Modest reductions in measles vaccination rates among US children are poised to produce an inordinate number of new cases of the disease, while increasing annual public health expenditures by at least $2.1 million, according to new research.
User computer models, researchers from the Stanford University School of Medicine and Baylor College of Medicine have shown that a five percent reduction in measles vaccinations among children between the ages of two and 11 would triple the number of annual measles cases among this group. What’s more, the associated public health costs would run upwards of $2.1 million, or $20,000 per case of measles. These troubling findings were published earlier today in JAMA Pediatrics.
“We focused on measles as a case example of the effects of declining vaccine coverage because it is highly infectious,” said Stanford’s Nathan Lo, the study’s lead author in a statement. “It’s likely to be the first infectious disease causing outbreaks if vaccination declines.”
No doubt. Several regions in the United States are currently flirting with the 90 to 95 percent vaccine coverage threshold required to prevent measles outbreaks, a group-wide level of protection known as herd immunity. With routine childhood vaccination rates declining in some parts of the United States, there’s an increased risk for isolated outbreaks, such as the one that struck an Amish community back in 2014. The new study predicts a sharp increase in measles within certain communities should vaccination rates decline much further.
“I think our study is a wake-up call for what we can expect in the coming months and years as vaccine coverage rates continue to decline in the 18 states that now allow non-medical or philosophical belief exemptions,” said study co-author Peter Hotez.
Measles, which starts with fever, coughing, and sore throat, is a highly contagious virus that spreads through the air. Common complications include ear infections and diarrhea, but around one in 20 children who contract the disease get pneumonia—the most common cause of death from measles in young children, according to the US Centers for Disease Control. Vaccinations have been largely successful at suppressing measles in the US, but a few dozen to a few hundred cases occur each year, typically when unvaccinated citizens travel abroad and unknowingly bring the virus back with them.

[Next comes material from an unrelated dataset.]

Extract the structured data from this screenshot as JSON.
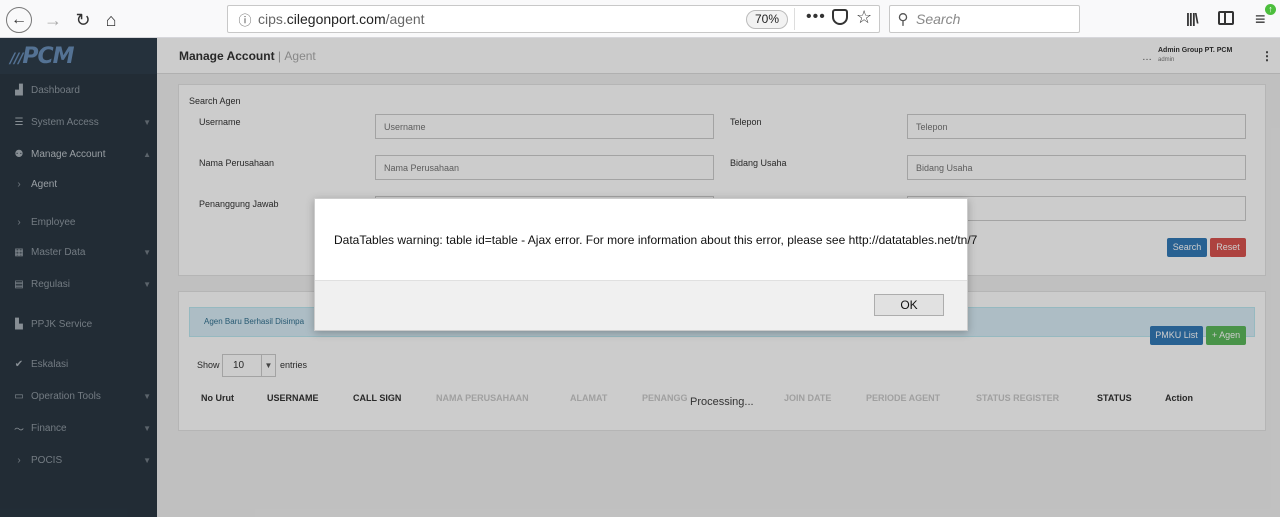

Currently, all 50 US states require the measles, mumps, and rubella (MMR) vaccine and other vaccinations prior to enrolling a child in daycare of elementary school. Only three states allow parents to decline vaccinations for religious reasons, and as noted, 18 states have provisions for personal beliefs. Infants under the age of one cannot be vaccinated, making them particularly vulnerable to the disease.
For the study, Lo and his colleagues analyzed MMR vaccination data provided by the CDC. They built a mathematical model to predict the effects of declining vaccination rates in children aged two to eleven. Around 10,000 scenarios were run through the model, all of them kickstarted by hypothetical travelers who returned to different locations in the country.
The researchers said their figures tended toward the conservative, and that their measles model didn’t include other infectious diseases that are likely to arise with lower vaccination coverage (e.g. mumps, pertussis, etc.). Also, the researchers didn’t account for the spread of the disease among other age groups. Finally, they used the lowest possible level of infectiousness that is reasonable for measles. Despite this conservative approach, the disease still predicted substantial medical and health related consequences of so-called “vaccine hesitation.”
“Every year, an increasing number of states are debating non-medical exemptions, which are a critical driver of vaccination coverage,” said Lo. “This study quantifies the consequences of a rise in measles cases and state dollars that will be spent if personal belief exemptions that can reduce vaccine coverage are in place.”
Just keep immunizing your kids, folks. For them, and your community.